While it may take significantly more time to take people through the Scriptures to show where and why we believe the Trinity, it does them a greater service, because all attempts at analogies end up not teaching the totality of the truth. In order to help people understand the Trinity, I have often used a simple diagram like this one to help illustrate the basic idea.
However, ultimately, you always want to get back to the Scriptures. Familiarizing yourself with just a few of these passages will help you when you are talking with people of different religions, especially Mormonism, Jehovah’s Witnesses, and Muslims. The reason for this is that all three of these religions deny the Trinity.
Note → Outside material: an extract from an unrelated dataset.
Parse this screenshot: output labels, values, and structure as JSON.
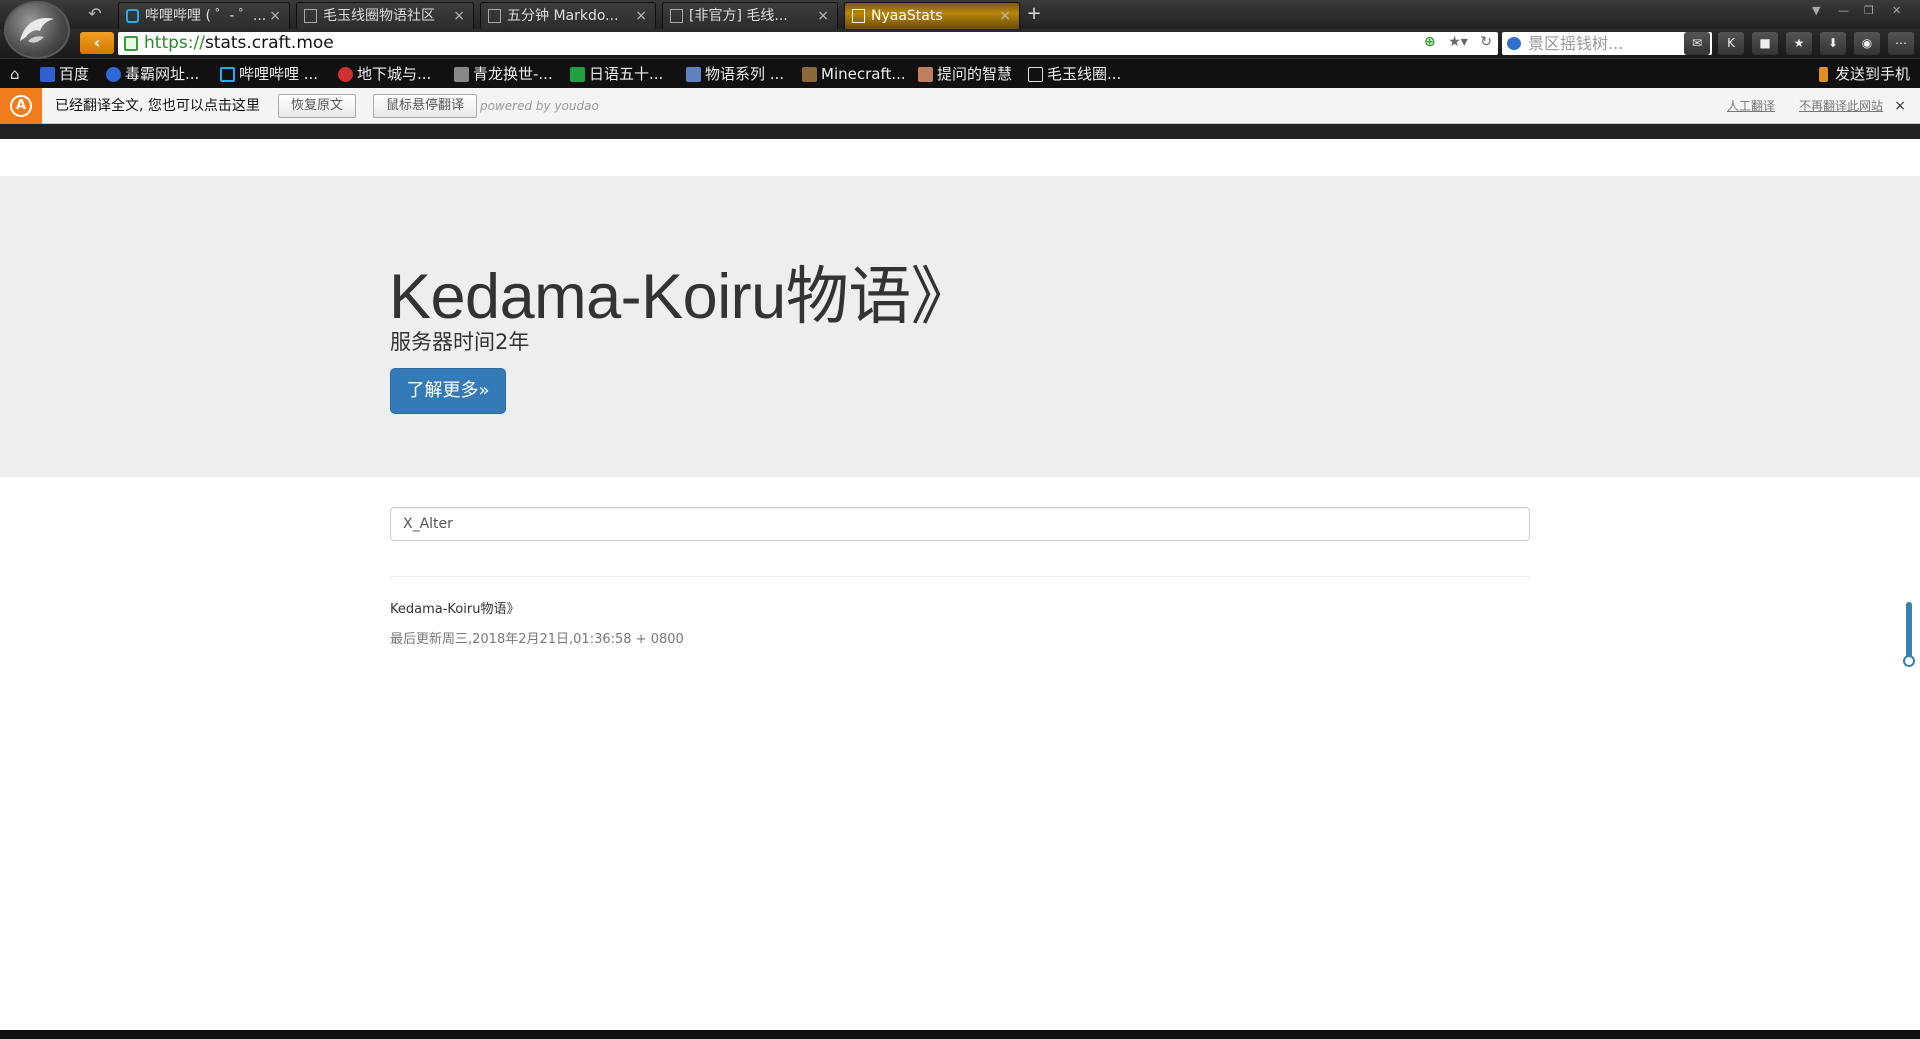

Particularly, they will deny that Jesus is God. In Islam, Jesus is merely a prophet of Allah. In Jehovah’s Witness belief, Jesus is actually Michael the Archangel. In Mormonism, Jesus is a god, and while they are comfortable in equating Him with Jehovah in the Old Testament, they would not say that He is Elohim (their name for God the Father).
While I’m sure we will get to each of these different religions in their own post, I want to make a quick mention on tactics. If you are talking to a Jehovah’s Witness, and you try to go to John 1:1 as a proof of the divinity of Christ, you will be tripped up by the fact that their translation (New World Translation) inserts the article “a” so that the Word was a God. Instead, what you should do is go back to the Psalm 45:6 & Hebrews 1:8 connection. The reason for this is that they will gladly admit that the Psalms passage is referring only to Jehovah (their name for God the Father) and the passage in Hebrews can only refer to God the Son. However, in the notes in their own translation, the Hebrews passage will be linked back to the Psalms passage.
Interestingly, you can use this same connection with a Mormon as well. The reason for this is because the word used to translate “God” in the Psalms passage is Elohim. As Christians, we know that Jehovah and Elohim are actually our terms that the people of these different religions are using, so we certainly aren’t afraid of them, and they are all referring to the glorious truth of the divinity of Christ! It’s a powerful testament to the truth of the Christian worldview. Hopefully this will help you out in your understanding of this foundational doctrine, and how to apply it in apologetics conversations.